  • mgbode

    “look for a minority investor to help you keep your good players in their prime.”

    you had me nodding along all the way up to this line. adding a minority owner (or selling) isn’t going to open up the coffers for the Tribe. maybe we get to $75-80mil per season instead of $65mil per season, but that’s about it (and as long as Anaheim makes $150mil/year on local TV and the Indians make $30mil that isn’t about to change).

    also, 2005-2008 was not merely an aberration. we had “the tools” in those years to compete. 2005 & 2007 we did compete but ended up choking (last week of the season and then the ALCS). but, with Hafner, Sizemore, CC, etc. we had a robust team. Sadly, it wasn’t enough (and we are miles away from it at this point).

  • Steve

    We drafted Kipnis with our second pick in 2009. Clearly we didn’t have just pitchers on our mind. There are very few people who can bash this organization for passing on Trout. There was literally nobody saying that Trout was a must-take-superstar, he was just your run of the mill toolsy first rounder. If you knew better, and aren’t just talking hindsight, you should be running the Indians scouting department.

    For Hafner’s 2004-2007, the money he got was more than team-friendly. He got hurt. It sucks, I know. Martinez was the leader in the clubhouse in 2008 and 2009. How did that help us out? And yes, Santana is about the 50th best player in the majors. Very few catchers hit like that.

    I’m only seizing the word “strategy” because that’s how you described Castrovince’s article. It wasn’t strategy, it was operating with 20-20 hindsight. There is very little strategy involved in being able to place the darts exactly where you want them to land.

    I’m not sure the farm system is a failure, at the moment the top of the system looks weak, but the bottom is more than solid, and we just graduated Kipnis, Chisenhall, Santana, Brantley, and some good bullpen arms. There is an organizational failure in working with these young pitchers at the major league level, absolutely.

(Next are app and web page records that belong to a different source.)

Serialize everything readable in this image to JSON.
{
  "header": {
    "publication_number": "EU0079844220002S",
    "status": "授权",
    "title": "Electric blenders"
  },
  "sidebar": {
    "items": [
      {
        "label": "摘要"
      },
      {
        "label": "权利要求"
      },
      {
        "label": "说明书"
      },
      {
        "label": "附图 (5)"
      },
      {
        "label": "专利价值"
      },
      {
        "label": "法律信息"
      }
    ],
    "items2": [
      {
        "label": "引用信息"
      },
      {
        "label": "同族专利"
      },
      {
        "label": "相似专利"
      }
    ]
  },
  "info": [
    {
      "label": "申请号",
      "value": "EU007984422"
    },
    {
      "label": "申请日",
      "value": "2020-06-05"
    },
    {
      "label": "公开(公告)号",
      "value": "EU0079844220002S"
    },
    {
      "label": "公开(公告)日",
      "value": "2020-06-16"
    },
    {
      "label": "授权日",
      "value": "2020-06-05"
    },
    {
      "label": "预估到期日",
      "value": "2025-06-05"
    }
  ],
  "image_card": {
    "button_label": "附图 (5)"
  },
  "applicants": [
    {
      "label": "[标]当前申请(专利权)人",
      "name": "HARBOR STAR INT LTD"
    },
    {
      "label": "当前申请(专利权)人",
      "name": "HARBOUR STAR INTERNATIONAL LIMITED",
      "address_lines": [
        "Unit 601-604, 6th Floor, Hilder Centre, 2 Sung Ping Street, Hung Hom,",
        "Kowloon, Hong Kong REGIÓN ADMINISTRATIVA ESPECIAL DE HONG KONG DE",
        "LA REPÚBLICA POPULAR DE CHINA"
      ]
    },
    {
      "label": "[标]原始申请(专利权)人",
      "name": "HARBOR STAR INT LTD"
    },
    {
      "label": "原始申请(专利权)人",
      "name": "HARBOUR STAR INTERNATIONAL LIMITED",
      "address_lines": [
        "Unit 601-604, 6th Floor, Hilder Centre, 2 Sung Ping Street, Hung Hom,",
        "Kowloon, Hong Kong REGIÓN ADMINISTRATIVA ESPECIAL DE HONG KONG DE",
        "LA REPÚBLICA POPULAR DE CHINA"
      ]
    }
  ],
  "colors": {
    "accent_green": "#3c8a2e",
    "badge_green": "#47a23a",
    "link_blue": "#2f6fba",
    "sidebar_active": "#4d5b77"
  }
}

    If it doesn’t matter what White and Pomeranz are doing when we evaluate the trade, can we not ignore what Jimenez is doing too? We got a guy who was a front of the rotation arm, with almost 9 k per 9 and kept the ball in the park in Coors. At the moment, he had a lot of value.

    And, still, the same hope that a white knight is going to come riding in to lose money on the Indians just so that we can feel better. Go ahead and keep searching for that one. Let me know when you find him.

    I’m defending this front office against garbage like what Castrovince’s article has/is going to bring. People who expect the team to operate with perfect foresight and who think the unicorns and rainbows of the 90s could go forever and ever.

  • mgbode

    i do appreciate a good rant but Castro’s article there was merely meant as a fun “what if everday was a pizza party” type of article :)

  • Steve

    How was that fun exactly? Highlighting failures without any sort of evaluation is just painful.